During a recent interview on NPR’s “Microphone Check” podcast, the 26-year-old A$AP Mob member explained his thoughts that racism has ended and credits the millennial generation for its disappearance.
"There's no racism with the Internet. Racism only was — is probably like five generations ago. Racism been over,” he admitted to hosts Ali Shaheed Muhammad and Frannie Kelley. “It's the old people that keep on holding on to it. We don't hold on to that shit. We don't know racism. We all like having—like my little brother had white girlfriends. And that's regular.”
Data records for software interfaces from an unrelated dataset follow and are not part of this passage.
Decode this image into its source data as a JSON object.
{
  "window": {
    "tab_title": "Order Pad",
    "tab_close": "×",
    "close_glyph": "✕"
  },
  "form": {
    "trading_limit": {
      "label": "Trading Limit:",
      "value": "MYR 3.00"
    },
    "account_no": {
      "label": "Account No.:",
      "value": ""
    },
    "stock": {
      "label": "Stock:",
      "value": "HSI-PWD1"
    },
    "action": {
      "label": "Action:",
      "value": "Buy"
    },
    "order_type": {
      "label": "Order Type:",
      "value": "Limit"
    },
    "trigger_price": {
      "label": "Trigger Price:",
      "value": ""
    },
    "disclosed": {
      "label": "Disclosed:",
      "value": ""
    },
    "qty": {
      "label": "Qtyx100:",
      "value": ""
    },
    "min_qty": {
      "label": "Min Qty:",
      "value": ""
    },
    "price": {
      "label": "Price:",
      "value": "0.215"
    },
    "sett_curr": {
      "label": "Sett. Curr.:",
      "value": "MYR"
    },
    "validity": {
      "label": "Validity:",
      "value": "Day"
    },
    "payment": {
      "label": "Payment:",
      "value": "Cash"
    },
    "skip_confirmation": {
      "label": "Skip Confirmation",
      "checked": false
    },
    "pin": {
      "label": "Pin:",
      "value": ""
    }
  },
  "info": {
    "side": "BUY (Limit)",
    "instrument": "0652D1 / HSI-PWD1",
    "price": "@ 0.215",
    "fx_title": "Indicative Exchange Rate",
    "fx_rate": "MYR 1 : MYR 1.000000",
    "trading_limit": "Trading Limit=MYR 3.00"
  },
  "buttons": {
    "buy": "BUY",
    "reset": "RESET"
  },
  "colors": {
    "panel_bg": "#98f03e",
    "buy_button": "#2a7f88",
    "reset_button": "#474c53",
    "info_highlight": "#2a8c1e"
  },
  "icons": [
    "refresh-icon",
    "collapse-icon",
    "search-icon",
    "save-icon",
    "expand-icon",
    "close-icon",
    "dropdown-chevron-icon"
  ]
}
Ferg went on to add his thoughts and explain how “classism” is now responsible for being the cause of separation between cultures.
“Basically, it’s not about racism no more, it’s about money. Who got the biggest money,” he explained, reflecting some of the same thoughts addressed by Kanye West. “So ‘we’re gonna oppress these people and they don’t get nothing.’ And it’s a pyramid. That’s how the pyramid work. Everybody plays a position.”
He continued, “You need all of these soldiers, or whatever, to keep the big man up there. I wanna be the big man. I don’t wanna be these guys holding the big man up. It’s like, I’m not gonna keep giving you my money so you can be living in a lavish house and all of that. I’m gonna get that big house so I can put all my soldiers on. All my young dudes that been striving for life. I’m gonna give them a chance.”
Despite Ferg explaining his aspirational intentions during the in-depth interview, he took to his personal Instagram account on Thursday to clarify any misconceptions regarding some of his comments:
Listen to more of A$AP Ferg’s NPR interview below.